It is always interesting to read literature from another culture and I have to admit, I haven’t read much Japanese literature before. I don’t really know much about the culture apart from some stereotypical aspects. This book, not only is an interesting thriller but gives an insight into Japanese culture and the way that their police system works.

At the beginning of the novel, it was easy to sympathise with Mikami. His own daughter has just disappeared, he has been moved to a department he didn’t like and he missed being a detective.
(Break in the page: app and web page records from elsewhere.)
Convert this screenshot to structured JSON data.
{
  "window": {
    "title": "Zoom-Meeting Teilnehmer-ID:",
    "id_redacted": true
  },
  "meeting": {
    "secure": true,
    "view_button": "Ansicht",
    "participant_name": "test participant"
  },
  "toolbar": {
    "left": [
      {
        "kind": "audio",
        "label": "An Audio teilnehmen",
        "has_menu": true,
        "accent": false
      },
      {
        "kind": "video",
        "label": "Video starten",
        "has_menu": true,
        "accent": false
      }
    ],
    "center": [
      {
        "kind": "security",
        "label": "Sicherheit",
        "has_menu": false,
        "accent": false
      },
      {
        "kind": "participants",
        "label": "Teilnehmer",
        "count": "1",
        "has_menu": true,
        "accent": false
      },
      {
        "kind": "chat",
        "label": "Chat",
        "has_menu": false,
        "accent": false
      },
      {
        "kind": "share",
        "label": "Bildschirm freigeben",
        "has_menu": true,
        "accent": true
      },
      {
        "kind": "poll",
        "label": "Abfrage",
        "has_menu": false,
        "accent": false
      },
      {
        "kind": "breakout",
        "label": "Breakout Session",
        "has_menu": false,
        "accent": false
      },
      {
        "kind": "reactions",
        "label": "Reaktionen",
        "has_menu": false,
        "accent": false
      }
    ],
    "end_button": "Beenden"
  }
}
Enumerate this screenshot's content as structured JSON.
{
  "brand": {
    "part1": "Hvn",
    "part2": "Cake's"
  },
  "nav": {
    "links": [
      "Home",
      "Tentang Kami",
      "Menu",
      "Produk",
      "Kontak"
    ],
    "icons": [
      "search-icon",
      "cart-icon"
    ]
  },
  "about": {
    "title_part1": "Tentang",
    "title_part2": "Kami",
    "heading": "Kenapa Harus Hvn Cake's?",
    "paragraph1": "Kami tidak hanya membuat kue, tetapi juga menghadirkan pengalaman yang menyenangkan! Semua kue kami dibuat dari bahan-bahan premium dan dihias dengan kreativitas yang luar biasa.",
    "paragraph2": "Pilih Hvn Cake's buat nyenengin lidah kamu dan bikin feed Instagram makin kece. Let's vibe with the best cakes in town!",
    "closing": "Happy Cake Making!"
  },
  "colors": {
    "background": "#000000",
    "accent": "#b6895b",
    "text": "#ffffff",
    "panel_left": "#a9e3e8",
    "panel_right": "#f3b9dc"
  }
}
When he is tasked with arranging the visit to Amamiya, the father of the kidnapping victim all those years ago, we can see the toll it takes on him and his despair when the visit is refused.

Throughout the novel, my empathy level and even how much I liked Mikami changed quite considerably. It was often clear to see why he behaved the way he did, even when you could see the mistakes he was making. Mikami is not perfect and doesn’t always make the right decisions but I never stopped wanting him to win, if that is the right way to phrase it. I wanted him to succeed in his role, to win over the reporters, to help solve the crime.

Sometimes it was hard to grasp the bureaucratic details. Without a detailed knowledge of the different areas of the police force, it was difficult to understand exactly what the issues were between Criminal Investigations and Administrative affairs. Why was it so important that one of the divisions might lose their director? Why was media relations so looked down on? But ultimately, these questions were overridden by the tension in the book and, towards the end, the pace of the action.

I didn’t spot the twist at the end. It was incredibly clever and while I had some inklings of what it might be, I would never have completely worked it out. I found it difficult at the beginning to remember who was who as their were a lot of similar sounding names. I had no idea that this would become a crucial detail of the plot

Full House Reading Challenge – Cat’s Cradle – Kurt Vonnegut

Genre:  Fantasy, Dystopia

Narrative Style: first person

Rating: 3/5

Format: Paperback

Published: 1963

Synopsis: Dr. Hoenikker has created a deadly weapon which, if deployed, will freeze all of earth’s water. John, the narrator is writing a book about the day of the bombing of Hiroshima which brings him into contact with Hoenikker’s children and then his supervisor, where he learns of Ice-Nine, the deadly substance that  Hoenikker has invented. Later, he ends up on the same Caribbean island as the Hoenikker children. the island is ruled by dictator Papa Monzano and is in thrall to banned religion Bokononism. Will John discover the Ice-nine in time to stop the end of the world? 

Challenges: Full House Reading Challenge – genre fantasy

That was one of the hardest synopses to write. It is extremely difficult to explain exactly what this novel is about. Of course, Vonnegut’s novels are always a little crazy but even by that standard, this was off the wall.

It is probably easier to say what it satirises. First of all, there is Bokononism which is based on foma which are harmless untruths. Vonnegut has any number of stabs at the concept of religion. Bokononism is absurd and ridiculous but no more than most real religions seem when viewed from the outside. For me, this was the most successful part of the book which made me laugh a number of times.

Ice-nine is a frighteningly simple concept, even more dangerous than the nuclear weapons actually being developed at the time of writing. The book is filled with the fear of the end of the world. I think I’d have enjoyed this book more if it had been more about ice-nine and less about the flight to San Lorenzo and the many eccentrics that John meets on the way there. The beginning, where he discovers its existence and at the end, when it has been deployed are successfully sinister but the middle of the book didn’t really go anywhere or further the story very much.

All in all, I didn’t like this book as much as other Vonnegut I have read but there were still some excellent moments of satire and humour that could only have come from him. A mixed read but I would certainly read more of his novels.